In February 2019, Governor Ned Lamont named Andrew Mais Insurance Commissioner for the state of Connecticut. MetroHartford Alliance Content Manager Nan Price spoke with Mais about his role and how the department is helping spread the message that Hartford remains “The Insurance Capital of The World.”
NAN PRICE: What makes Hartford “The Insurance Capital of The World” and how do we sustain that status?
ANDREW MAIS: One item of particular importance to the future of insurance as a whole is talent. The talent industry needs isn’t widely available, but it is in Hartford. We have the most actuaries per capita of anywhere in the world. And actuaries are vital to the future of insurance. That’s just one indicator of how Hartford can survive and thrive as The Insurance Capital of The World.
What we need to do—and what we are trying to do—is to leverage all the resources we have here. We have the talent. We have the skill. We have the experience. And we have a nexus. We have established businesses that have been here and like it here. They continue to thrive here, and we expect they’ll continue to thrive and we’ll do whatever we can to help them.
If you’ve got an InsurTech startup idea, you need to be able to share that with insurance companies. Well, they’re all here. You come here, it’s fertile ground. This is not just a national thing, it’s an international reputation that Hartford has that attracts the best and the brightest.
NAN: How do we tell Hartford’s story outside of Connecticut and build on that international reputation?
ANDREW: It requires a combination of all of us getting out there and sharing the information through the various methods we have.
As Commissioner, for instance, in the past couple of months I’ve spoken at several different gatherings across the country to share the message that Connecticut is a place that welcomes insurers, welcomes and supports innovation—and we want you here.
Connecticut’s Insurance Department spreads the message in partnership with other stakeholders, including the insurance companies’ CEOs. They want to see Connecticut remain central to the industry and they’re out there evangelizing.
We’re also working with MetroHartford Alliance to attract more captives to Connecticut. The Alliance is helping provide that marketing push to bring more companies into Hartford. We are the regulators. We provide the expertise and we can answer the questions.
We have to spread the message. And we have to actively spread it. Sitting back is not an option. This industry brings good jobs at good wages, and many states—many countries—want those jobs. So, we will have to be out there promoting our state and, as Commissioner, I’m committed to doing that.
NAN: Let’s talk about your role as Commissioner. How do you support economic impact in the region?
ANDREW: There are several ways to support the sector. As regulators, our primary concern is consumer protection. But there’s also the idea of competition. Increased competition will lower prices, which provides better products, more products, and more inclusivity. That’s part of why we encourage and support the growth of industry.
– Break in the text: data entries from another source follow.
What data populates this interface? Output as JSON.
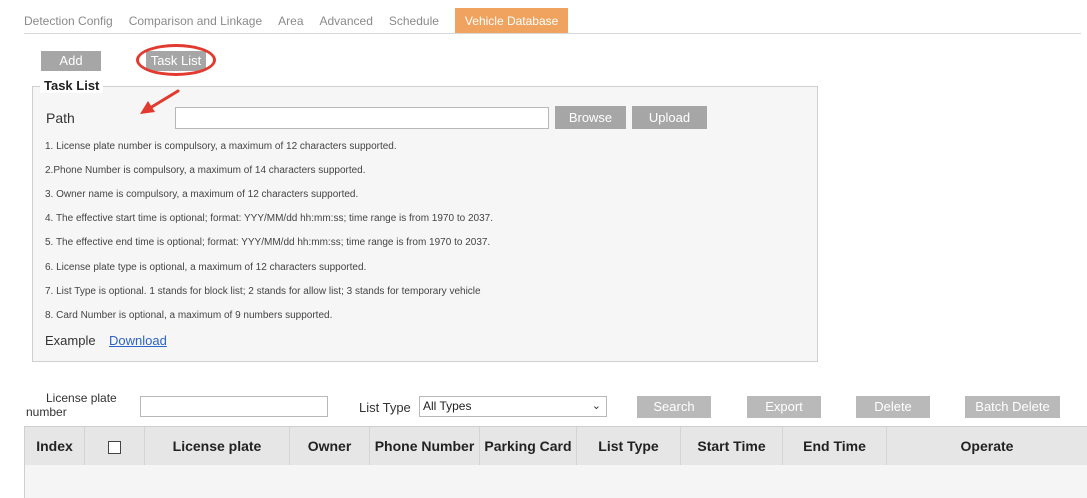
{
  "tabs": [
    {
      "label": "Detection Config"
    },
    {
      "label": "Comparison and Linkage"
    },
    {
      "label": "Area"
    },
    {
      "label": "Advanced"
    },
    {
      "label": "Schedule"
    },
    {
      "label": "Vehicle Database"
    }
  ],
  "active_tab": "Vehicle Database",
  "toolbar": {
    "add_label": "Add",
    "tasklist_label": "Task List"
  },
  "task_list": {
    "legend": "Task List",
    "path_label": "Path",
    "path_value": "",
    "browse_label": "Browse",
    "upload_label": "Upload",
    "notes": [
      "1. License plate number is compulsory, a maximum of 12 characters supported.",
      "2.Phone Number is compulsory, a maximum of 14 characters supported.",
      "3. Owner name is compulsory, a maximum of 12 characters supported.",
      "4. The effective start time is optional; format: YYY/MM/dd hh:mm:ss; time range is from 1970 to 2037.",
      "5. The effective end time is optional; format: YYY/MM/dd hh:mm:ss; time range is from 1970 to 2037.",
      "6. License plate type is optional, a maximum of 12 characters supported.",
      "7. List Type is optional. 1 stands for block list; 2 stands for allow list; 3 stands for temporary vehicle",
      "8. Card Number is optional, a maximum of 9 numbers supported."
    ],
    "example_label": "Example",
    "download_label": "Download"
  },
  "search": {
    "plate_label_line1": "License plate",
    "plate_label_line2": "number",
    "plate_value": "",
    "listtype_label": "List Type",
    "listtype_value": "All Types",
    "search_label": "Search",
    "export_label": "Export",
    "delete_label": "Delete",
    "batch_delete_label": "Batch Delete"
  },
  "table": {
    "columns": [
      "Index",
      "",
      "License plate",
      "Owner",
      "Phone Number",
      "Parking Card",
      "List Type",
      "Start Time",
      "End Time",
      "Operate"
    ],
    "rows": []
  },
  "colors": {
    "accent": "#f0a35e",
    "button": "#a6a6a6",
    "annotation": "#e23a2e",
    "link": "#2b63c9"
  },
  "icons": {
    "select": "chevron-down-icon",
    "header_checkbox": "checkbox-icon",
    "annotation": "red-arrow-icon"
  }
}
We want to make sure people who are not necessarily familiar with all that insurance can do for them find out. We want to make sure that underserved populations are reached, too.
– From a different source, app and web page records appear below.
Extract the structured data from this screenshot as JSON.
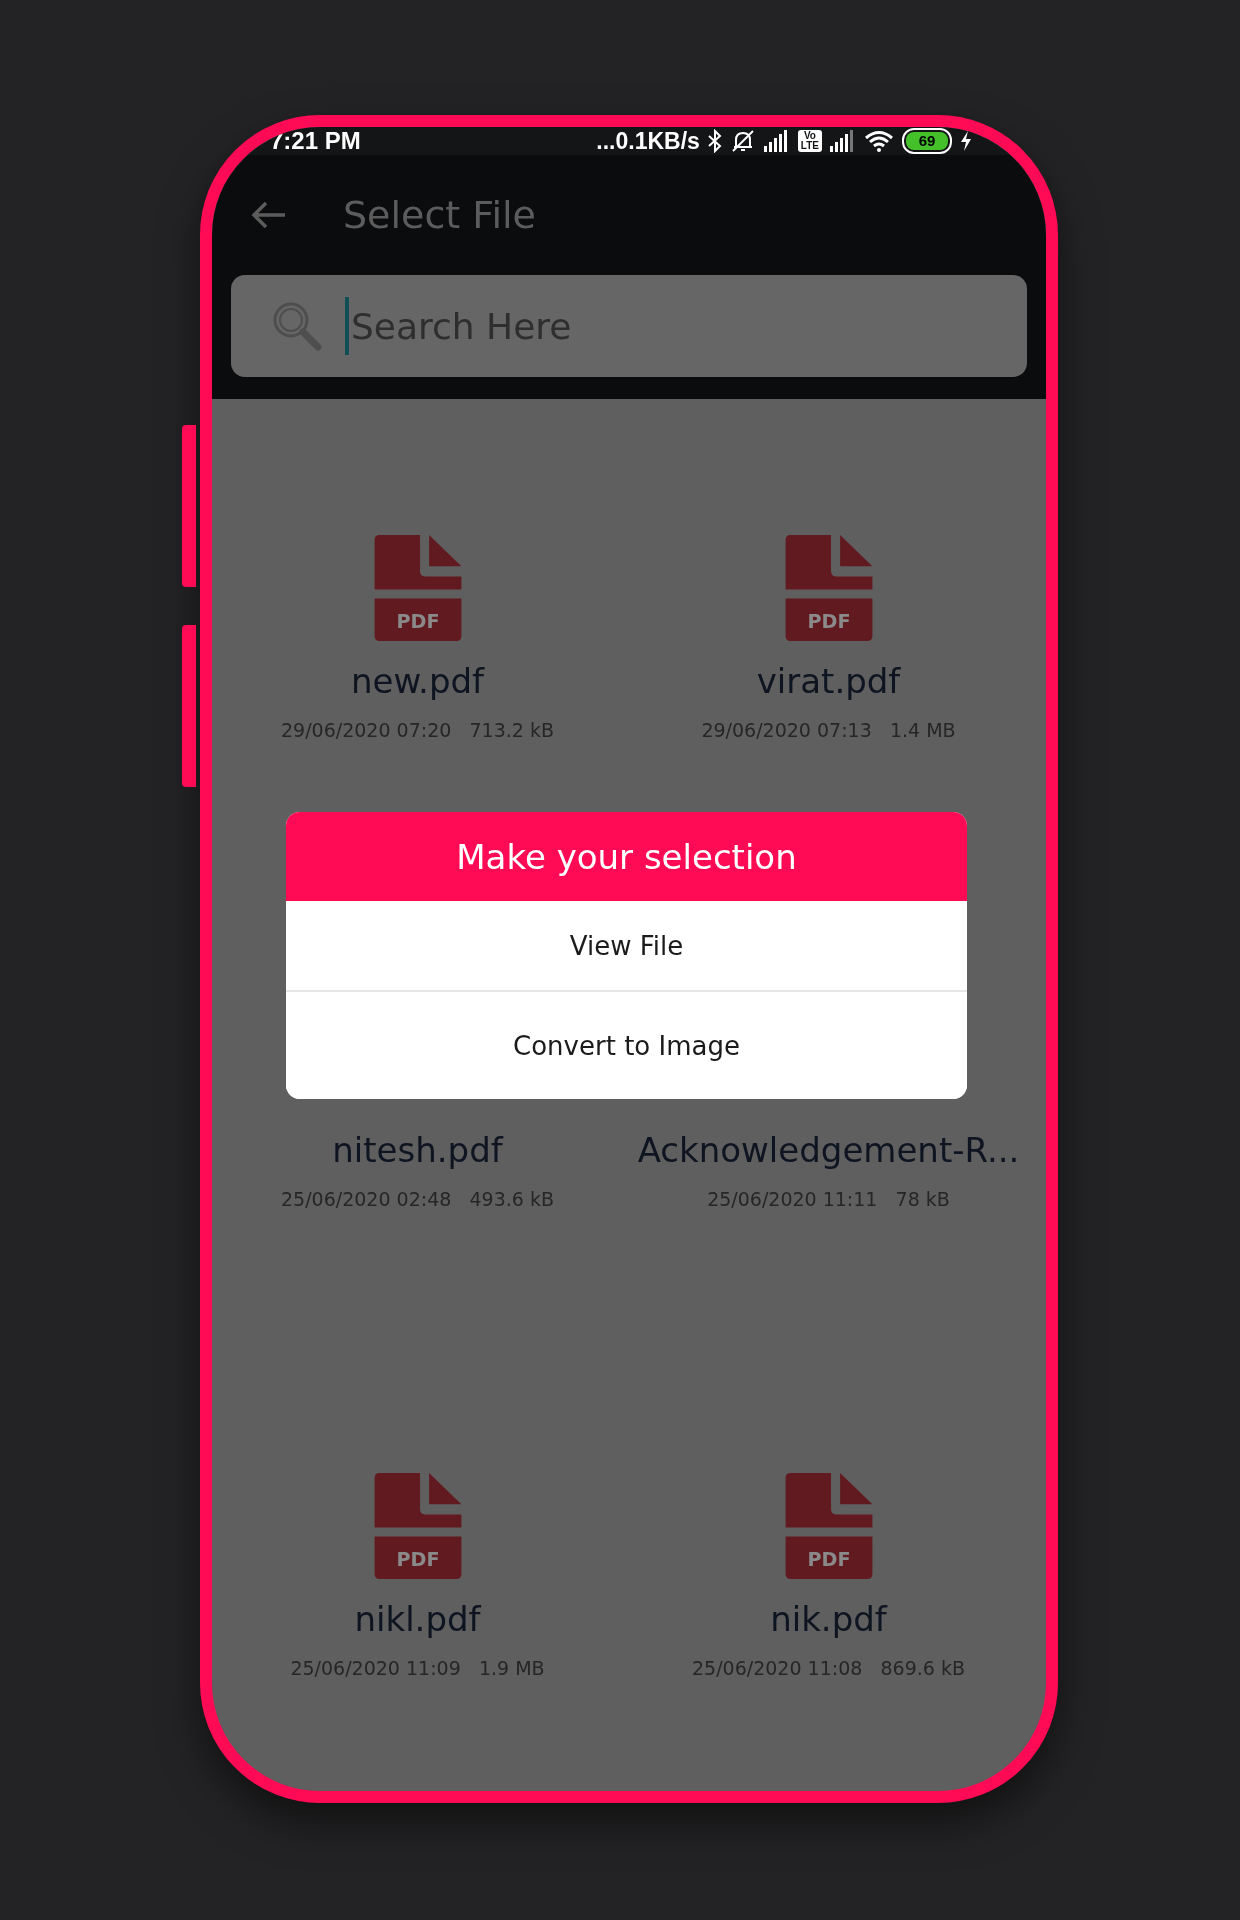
{
  "status_bar": {
    "time": "7:21 PM",
    "net_speed": "...0.1KB/s",
    "volte": [
      "Vo",
      "LTE"
    ],
    "battery": "69"
  },
  "app_bar": {
    "title": "Select File"
  },
  "search": {
    "placeholder": "Search Here"
  },
  "files": [
    {
      "name": "new.pdf",
      "date": "29/06/2020 07:20",
      "size": "713.2 kB",
      "icon_text": "PDF"
    },
    {
      "name": "virat.pdf",
      "date": "29/06/2020 07:13",
      "size": "1.4 MB",
      "icon_text": "PDF"
    },
    {
      "name": "nitesh.pdf",
      "date": "25/06/2020 02:48",
      "size": "493.6 kB"
    },
    {
      "name": "Acknowledgement-R...",
      "date": "25/06/2020 11:11",
      "size": "78 kB"
    },
    {
      "name": "nikl.pdf",
      "date": "25/06/2020 11:09",
      "size": "1.9 MB",
      "icon_text": "PDF"
    },
    {
      "name": "nik.pdf",
      "date": "25/06/2020 11:08",
      "size": "869.6 kB",
      "icon_text": "PDF"
    }
  ],
  "dialog": {
    "title": "Make your selection",
    "options": [
      "View File",
      "Convert to Image"
    ]
  }
}
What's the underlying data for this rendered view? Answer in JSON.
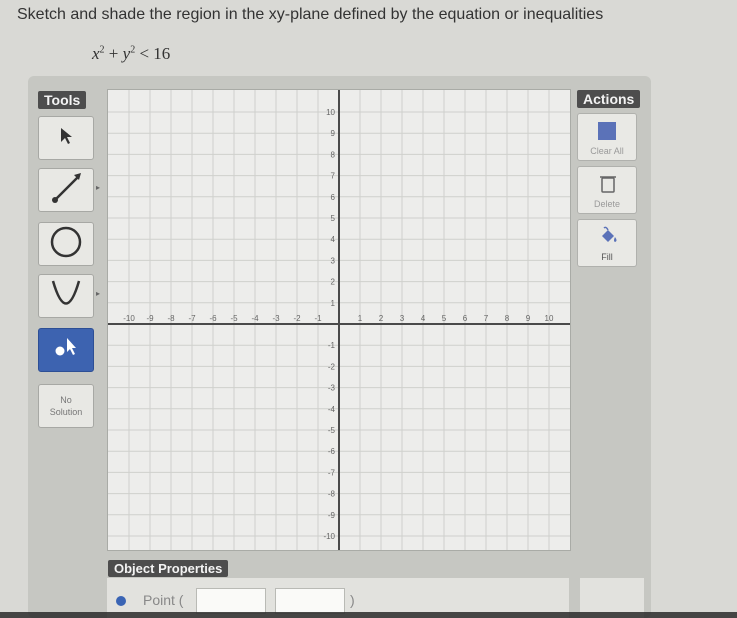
{
  "instruction": "Sketch and shade the region in the xy-plane defined by the equation or inequalities",
  "equation": {
    "x": "x",
    "y": "y",
    "exp": "2",
    "plus": "+",
    "rest": "< 16"
  },
  "tools": {
    "label": "Tools",
    "items": [
      {
        "name": "select-tool",
        "icon": "arrow-cursor-icon"
      },
      {
        "name": "line-tool",
        "icon": "line-segment-icon"
      },
      {
        "name": "circle-tool",
        "icon": "circle-icon"
      },
      {
        "name": "parabola-tool",
        "icon": "parabola-icon"
      },
      {
        "name": "point-tool",
        "icon": "point-icon",
        "active": true
      }
    ],
    "no_solution_line1": "No",
    "no_solution_line2": "Solution"
  },
  "actions": {
    "label": "Actions",
    "clear_all": "Clear All",
    "delete": "Delete",
    "fill": "Fill"
  },
  "graph": {
    "x_ticks": [
      "-10",
      "-9",
      "-8",
      "-7",
      "-6",
      "-5",
      "-4",
      "-3",
      "-2",
      "-1",
      "1",
      "2",
      "3",
      "4",
      "5",
      "6",
      "7",
      "8",
      "9",
      "10"
    ],
    "y_ticks": [
      "10",
      "9",
      "8",
      "7",
      "6",
      "5",
      "4",
      "3",
      "2",
      "1",
      "-1",
      "-2",
      "-3",
      "-4",
      "-5",
      "-6",
      "-7",
      "-8",
      "-9",
      "-10"
    ],
    "range": [
      -10,
      10
    ]
  },
  "object_properties": {
    "label": "Object Properties",
    "point_label": "Point (",
    "close_paren": ")"
  },
  "colors": {
    "accent": "#3d63b0",
    "label_bg": "#4d4d4d",
    "grid": "#cfd0cc",
    "axis": "#4a4a4a"
  }
}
If I speak your language and I understand your culture, it’s a lot easier to get that message across. That’s part of what we’re doing. We’re encouraging that inclusivity. We’re making sure consumers get to hear the message about insurance.
For example, Connecticut has a large Spanish-speaking population. So, we created a bilingual insurance licensing exam to better serve that population. That brings new people to the industry and enables them to make a good living for themselves—it also enables them to spread the word.
NAN: According to Rep. Sean Scanlon, D-Guilford, being insurance commissioner “is one of the most powerful positions in state government that people don't talk a lot about it.” Why is that?
ANDREW: When most people think of insurance, they think about health or auto and home insurance from a personal perspective. They don’t think about the amount of companies and dollars involved. There’s this huge economic engine the insurance industry provides.
Insurance is a state responsibility, which is great because we’re close to the consumers. We can listen to them and provide what they need. We have the flexibility to get consumers the products they need.
But it is a vast responsibility, and there aren’t too many other places in the state government where you will find that responsibility resting almost exclusively with the state. So, it is a powerful position. Insurance is an engine of economic development. It’s an engine for consumer protection. The fact that here, at the state level, we have democracy that regulates it and allows innovation makes it vital, especially to a state like ours.
NAN: What else to people need to know about the State of Connecticut Insurance Department?
ANDREW: This department has a great reputation as being open to all stakeholders. We listen to consumers. We listen to industry. We listen to everyone because we want to encourage the growth of industry and encourage competition.
Hartford is a wonderful city. We want to do everything we can to help the state and this city prosper—and insurance is vital to that. We’re going to bend over backward to ensure we have the resources here to help you.
We are regulators, and our priority is and always will be consumer protection. But that doesn’t mean we see industry as the enemy. We see industry as integral to consumer protection. We don’t see a conflict between consumer protection and industry growth. As a matter of fact, we see them as complementary goals—the more confident consumers are that they are protected, the better they feel about buying insurance. We want to ensure that Hartford grows, the state grows, and industry grows. We are always here to help and to listen. If you have a question or a complaint, we encourage you to go online or use our Consumer Hotline to get in touch 800-203-3447 or 860-297-3900.